Planta Med 2008; 74 - PA276
DOI: 10.1055/s-0028-1084274

Potent anti-tumor promoting effects of Daucus carota oil extract in mice

RM Abou Zeinab 1, M Mroueh 1, CF Daher 1
  • 1School of Arts and Sciences, Natural Science Division, Biology Department, Lebanese American University, PO Box 36, Byblos, Lebanon

Daucus carota, commonly known as wild carrot, is an annual or biannual herb confined to temperate regions of Europe, Asia and South Africa. In view of biochemical and pharmacological actions, it was shown that the plant has significant protective effects on inflammation and gastric ulcer without being harmful to different body functions [1]. The present study investigates the chemopreventive effects of Daucus carota oil extract upon skin papilloma initiated by 7,12,dimethylbenza-anthracene (DMBA) and promoted by 12-O-tetrad-ecanoylphorbol-13-acetate (TPA). The extract was either applied topically to mouse skin at concentrations of 5, 50, 100% in acetone, or injected intraperitoneally at a concentration of 20% in saline, or given by gavage at 100% twice per week for 20 weeks, 20 minutes prior to each promotion treatment with TPA [2]. At week 20, the topically applied 100% extract delayed tumor appearance by 3-weeks, and inhibited tumor incidence and yield by 40 and 89% respectively. Topical application of 50% extract inhibited tumor incidence and yield by 30 and 83% respectively, while topical application of 5% extract inhibited tumor yield by 36%. Tumor volume was decreased by 99, 91 and 70% following topical treatments with 100, 50 and 5% oil extract respectively. Inraperitoneal treatment inhibited tumor yield by 43%, and decreased the tumor volume by 85% at week 20. Gavage treatment failed to inhibit the promotion of tumors but decreased tumor volume by 20%. The results suggest that Daucus carota oil extract has potent suppressive activity against tumor promotion in mouse skin, and can be an effective chemopreventive agent against skin cancer.
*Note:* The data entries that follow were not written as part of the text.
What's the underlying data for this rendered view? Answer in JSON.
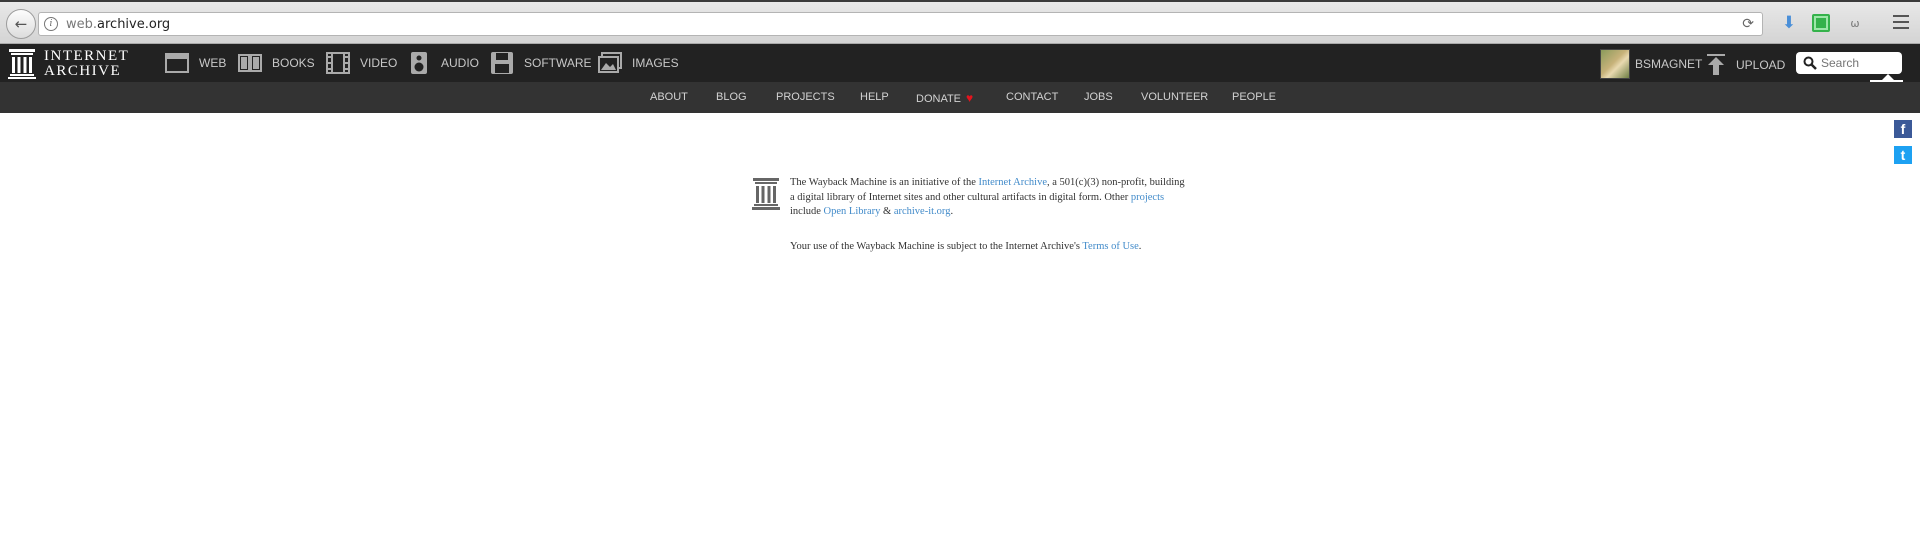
{
  "browser": {
    "url_subdomain": "web.",
    "url_domain": "archive.org",
    "back_symbol": "←",
    "reload_symbol": "⟳",
    "ghost_ext_symbol": "ω",
    "download_symbol": "⬇"
  },
  "topnav": {
    "logo_line1": "INTERNET",
    "logo_line2": "ARCHIVE",
    "tabs": [
      {
        "label": "WEB",
        "icon": "web-icon"
      },
      {
        "label": "BOOKS",
        "icon": "books-icon"
      },
      {
        "label": "VIDEO",
        "icon": "video-icon"
      },
      {
        "label": "AUDIO",
        "icon": "audio-icon"
      },
      {
        "label": "SOFTWARE",
        "icon": "software-icon"
      },
      {
        "label": "IMAGES",
        "icon": "images-icon"
      }
    ],
    "username": "BSMAGNET",
    "upload_label": "UPLOAD",
    "search_placeholder": "Search"
  },
  "subnav": {
    "items": [
      "ABOUT",
      "BLOG",
      "PROJECTS",
      "HELP",
      "DONATE",
      "CONTACT",
      "JOBS",
      "VOLUNTEER",
      "PEOPLE"
    ],
    "heart": "♥"
  },
  "social": {
    "facebook": "f",
    "twitter": "t"
  },
  "content": {
    "p1_a": "The Wayback Machine is an initiative of the ",
    "p1_link": "Internet Archive",
    "p1_b": ", a 501(c)(3) non-profit, building a digital library of Internet sites and other cultural artifacts in digital form. Other ",
    "p1_link2": "projects",
    "p1_c": " include ",
    "p1_link3": "Open Library",
    "p1_d": " & ",
    "p1_link4": "archive-it.org",
    "p1_e": ".",
    "p2_a": "Your use of the Wayback Machine is subject to the Internet Archive's ",
    "p2_link": "Terms of Use",
    "p2_b": "."
  },
  "colors": {
    "nav_bg": "#222222",
    "subnav_bg": "#333333",
    "link": "#428bca",
    "heart": "#e3141d"
  }
}
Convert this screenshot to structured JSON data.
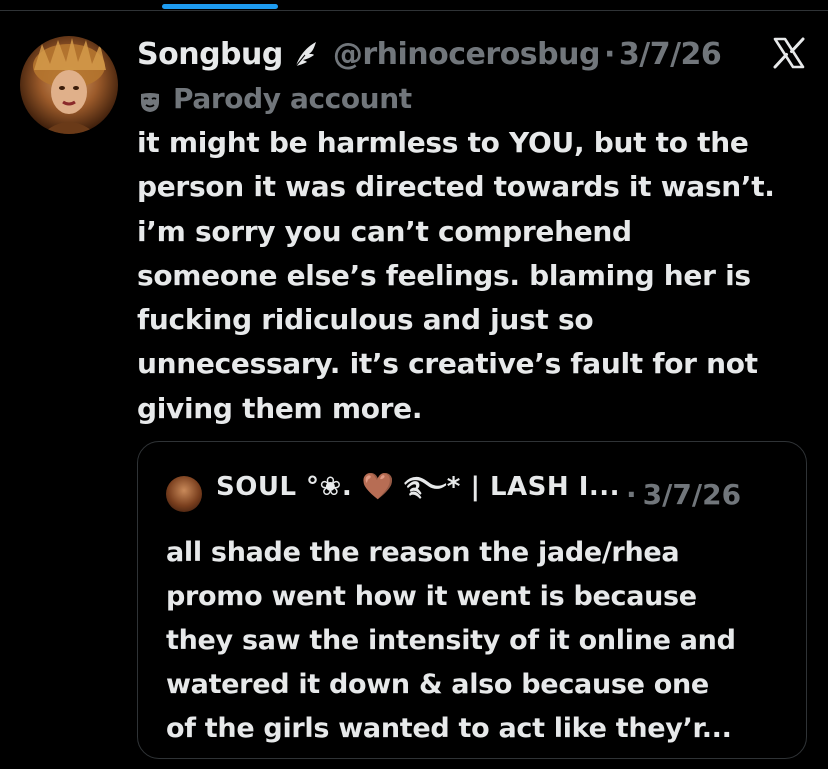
{
  "tweet": {
    "author": {
      "display_name": "Songbug",
      "handle": "@rhinocerosbug",
      "separator": "·",
      "date": "3/7/26",
      "badge_icon": "wing-icon",
      "label_icon": "mask-icon",
      "label": "Parody account"
    },
    "text_lines": [
      "it might be harmless to YOU, but to the",
      "person it was directed towards it wasn’t.",
      "i’m sorry you can’t comprehend",
      "someone else’s feelings. blaming her is",
      "fucking ridiculous and just so",
      "unnecessary. it’s creative’s fault for not",
      "giving them more."
    ],
    "platform_icon": "x-logo-icon"
  },
  "quote": {
    "author_name": "SOUL °❀. 🤎 ࿐* | LASH I...",
    "separator": "·",
    "date": "3/7/26",
    "text_lines": [
      "all shade the reason the jade/rhea",
      "promo went how it went is because",
      "they saw the intensity of it online and",
      "watered it down & also because one",
      "of the girls wanted to act like they’r..."
    ]
  },
  "colors": {
    "background": "#000000",
    "primary_text": "#e7e9ea",
    "secondary_text": "#71767b",
    "border": "#2f3336",
    "accent": "#1d9bf0"
  }
}
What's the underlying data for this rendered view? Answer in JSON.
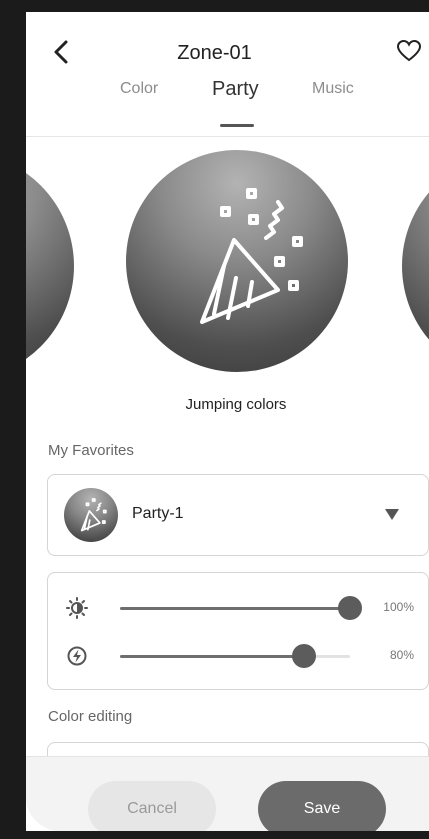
{
  "header": {
    "title": "Zone-01"
  },
  "tabs": [
    {
      "label": "Color",
      "active": false
    },
    {
      "label": "Party",
      "active": true
    },
    {
      "label": "Music",
      "active": false
    }
  ],
  "carousel": {
    "selected_mode": "Jumping colors",
    "icon": "party-popper-icon"
  },
  "favorites": {
    "section_label": "My Favorites",
    "selected": "Party-1"
  },
  "sliders": [
    {
      "name": "brightness",
      "icon": "brightness-icon",
      "value": 1.0,
      "value_label": "100%"
    },
    {
      "name": "speed",
      "icon": "speed-icon",
      "value": 0.8,
      "value_label": "80%"
    }
  ],
  "color_editing": {
    "section_label": "Color editing"
  },
  "footer": {
    "cancel_label": "Cancel",
    "save_label": "Save"
  },
  "colors": {
    "accent": "#6b6b6b",
    "text": "#222222",
    "muted": "#8c8c8c"
  }
}
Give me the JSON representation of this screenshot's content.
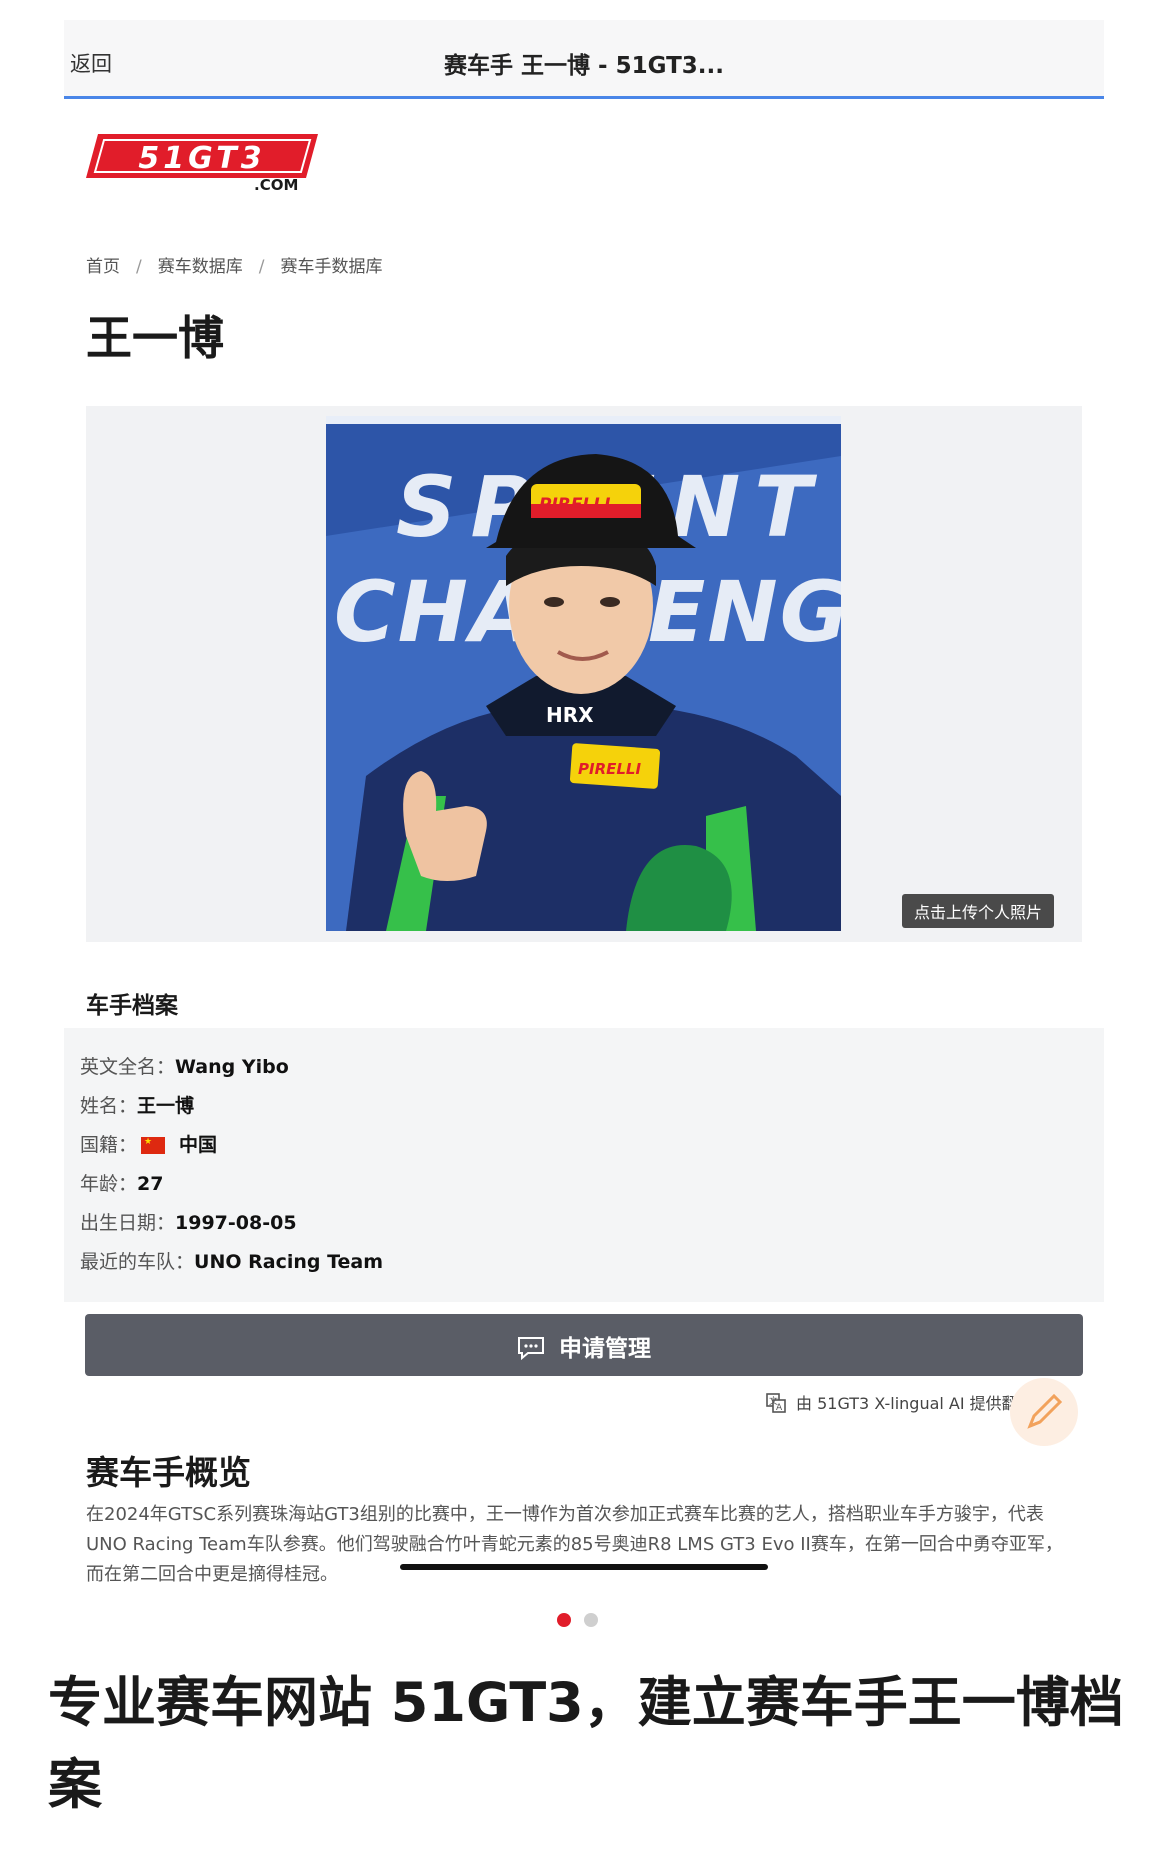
{
  "nav": {
    "back_label": "返回",
    "page_title": "赛车手 王一博 - 51GT3..."
  },
  "logo": {
    "text": "51GT3",
    "suffix": ".COM",
    "color": "#e11d2a"
  },
  "breadcrumb": [
    "首页",
    "赛车数据库",
    "赛车手数据库"
  ],
  "driver": {
    "name": "王一博"
  },
  "photo": {
    "upload_label": "点击上传个人照片",
    "banner_line1": "SPRINT",
    "banner_line2": "CHALLENGE",
    "cap_brand": "PIRELLI",
    "suit_brand": "HRX"
  },
  "profile": {
    "heading": "车手档案",
    "rows": [
      {
        "label": "英文全名：",
        "value": "Wang Yibo"
      },
      {
        "label": "姓名：",
        "value": "王一博"
      },
      {
        "label": "国籍：",
        "value": "中国"
      },
      {
        "label": "年龄：",
        "value": "27"
      },
      {
        "label": "出生日期：",
        "value": "1997-08-05"
      },
      {
        "label": "最近的车队：",
        "value": "UNO Racing Team"
      }
    ]
  },
  "manage_button": {
    "label": "申请管理"
  },
  "ai_note": "由 51GT3 X-lingual AI 提供翻译",
  "overview": {
    "heading": "赛车手概览",
    "text": "在2024年GTSC系列赛珠海站GT3组别的比赛中，王一博作为首次参加正式赛车比赛的艺人，搭档职业车手方骏宇，代表UNO Racing Team车队参赛。他们驾驶融合竹叶青蛇元素的85号奥迪R8 LMS GT3 Evo II赛车，在第一回合中勇夺亚军，而在第二回合中更是摘得桂冠。"
  },
  "carousel": {
    "active_index": 0,
    "count": 2
  },
  "caption": "专业赛车网站 51GT3，建立赛车手王一博档案",
  "colors": {
    "accent_red": "#e11d2a",
    "nav_underline": "#4a86e8",
    "button_bg": "#5a5d66"
  },
  "icons": [
    "chat-icon",
    "translate-icon",
    "edit-pencil-icon"
  ]
}
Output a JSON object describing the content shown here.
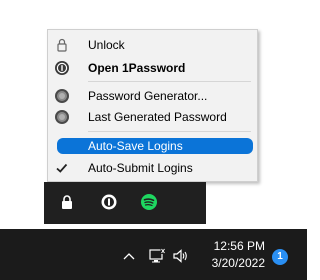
{
  "menu": {
    "unlock": "Unlock",
    "open": "Open 1Password",
    "generator": "Password Generator...",
    "last_generated": "Last Generated Password",
    "auto_save": "Auto-Save Logins",
    "auto_submit": "Auto-Submit Logins"
  },
  "taskbar": {
    "time": "12:56 PM",
    "date": "3/20/2022",
    "notification_count": "1"
  },
  "colors": {
    "highlight": "#0b74d8",
    "spotify": "#1ed760",
    "badge": "#2a8ff3"
  }
}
Acknowledgements: Mr. Jean Karam.

References: 1. Colquhoun, J. et al. (2003). A Pacific Northwest Publication 447, Oregon State University. 2. Gali-Muhtasib, H.U., Affara, N. (2000). Phytomedicine 7:129–36.